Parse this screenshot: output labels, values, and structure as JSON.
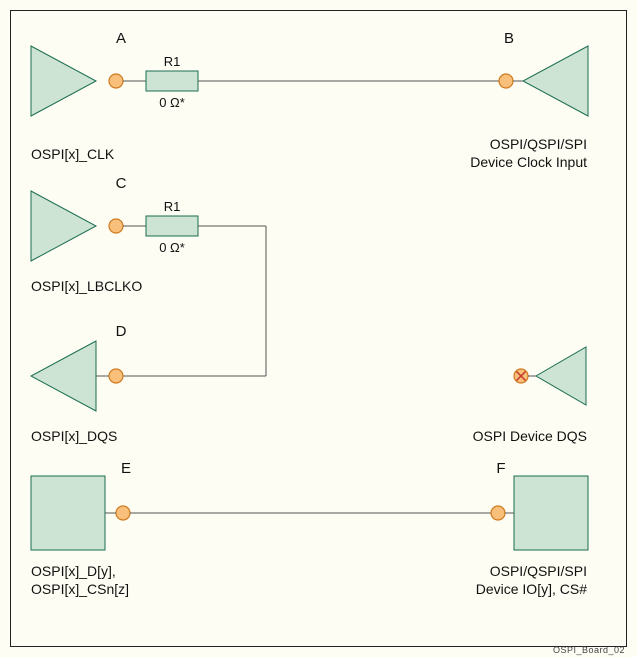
{
  "diagram": {
    "footer": "OSPI_Board_02",
    "nodes": {
      "A": "A",
      "B": "B",
      "C": "C",
      "D": "D",
      "E": "E",
      "F": "F"
    },
    "resistors": {
      "r1_top_label": "R1",
      "r1_top_value": "0 Ω*",
      "r1_mid_label": "R1",
      "r1_mid_value": "0 Ω*"
    },
    "labels": {
      "clk": "OSPI[x]_CLK",
      "device_clock_l1": "OSPI/QSPI/SPI",
      "device_clock_l2": "Device Clock Input",
      "lbclko": "OSPI[x]_LBCLKO",
      "dqs": "OSPI[x]_DQS",
      "device_dqs": "OSPI Device DQS",
      "dy_l1": "OSPI[x]_D[y],",
      "dy_l2": "OSPI[x]_CSn[z]",
      "io_l1": "OSPI/QSPI/SPI",
      "io_l2": "Device IO[y], CS#"
    }
  },
  "colors": {
    "shape_fill": "#cde4d4",
    "shape_stroke": "#1b6d52",
    "pin_fill": "#f9c07b",
    "pin_stroke": "#d07a1f",
    "wire": "#555"
  }
}
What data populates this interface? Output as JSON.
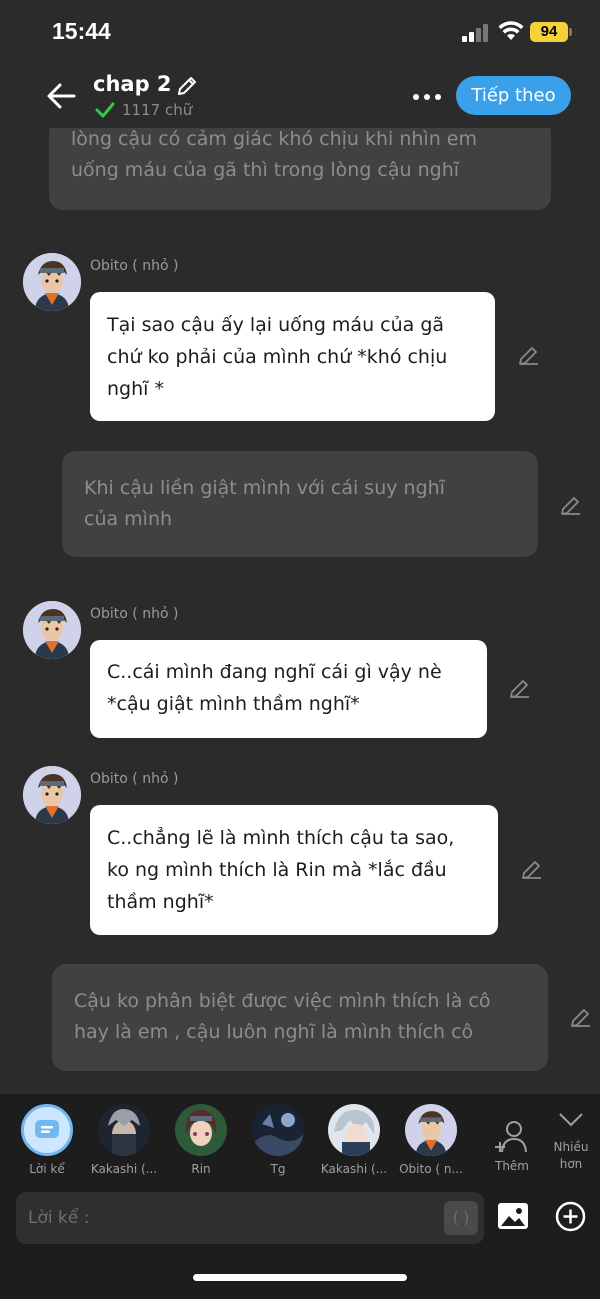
{
  "status_bar": {
    "time": "15:44",
    "battery": "94"
  },
  "header": {
    "title": "chap 2",
    "word_count": "1117 chữ",
    "next_label": "Tiếp theo"
  },
  "messages": [
    {
      "type": "narration",
      "text": "lòng cậu có cảm giác khó chịu khi nhìn em\nuống máu của gã thì trong lòng cậu nghĩ"
    },
    {
      "type": "character",
      "name": "Obito ( nhỏ )",
      "text": "Tại sao cậu ấy lại uống máu của gã\nchứ ko phải của mình chứ *khó chịu\nnghĩ *"
    },
    {
      "type": "narration",
      "text": "Khi cậu liền giật mình với cái suy nghĩ\ncủa mình"
    },
    {
      "type": "character",
      "name": "Obito ( nhỏ )",
      "text": "C..cái mình đang nghĩ cái gì vậy nè\n*cậu giật mình thầm nghĩ*"
    },
    {
      "type": "character",
      "name": "Obito ( nhỏ )",
      "text": "C..chẳng lẽ là mình thích cậu ta sao,\nko ng mình thích là Rin mà *lắc đầu\nthầm nghĩ*"
    },
    {
      "type": "narration",
      "text": "Cậu ko phân biệt được việc mình thích là cô\nhay là em , cậu luôn nghĩ là mình thích cô"
    }
  ],
  "characters": [
    {
      "label": "Lời kể"
    },
    {
      "label": "Kakashi (..."
    },
    {
      "label": "Rin"
    },
    {
      "label": "Tg"
    },
    {
      "label": "Kakashi (..."
    },
    {
      "label": "Obito ( n..."
    }
  ],
  "actions": {
    "add_label": "Thêm",
    "more_label": "Nhiều\nhơn"
  },
  "composer": {
    "placeholder": "Lời kể :",
    "paren_label": "( )"
  }
}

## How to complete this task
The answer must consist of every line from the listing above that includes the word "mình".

## Written solution
      "text": "Tại sao cậu ấy lại uống máu của gã\nchứ ko phải của mình chứ *khó chịu\nnghĩ *"
      "text": "Khi cậu liền giật mình với cái suy nghĩ\ncủa mình"
      "text": "C..cái mình đang nghĩ cái gì vậy nè\n*cậu giật mình thầm nghĩ*"
      "text": "C..chẳng lẽ là mình thích cậu ta sao,\nko ng mình thích là Rin mà *lắc đầu\nthầm nghĩ*"
      "text": "Cậu ko phân biệt được việc mình thích là cô\nhay là em , cậu luôn nghĩ là mình thích cô"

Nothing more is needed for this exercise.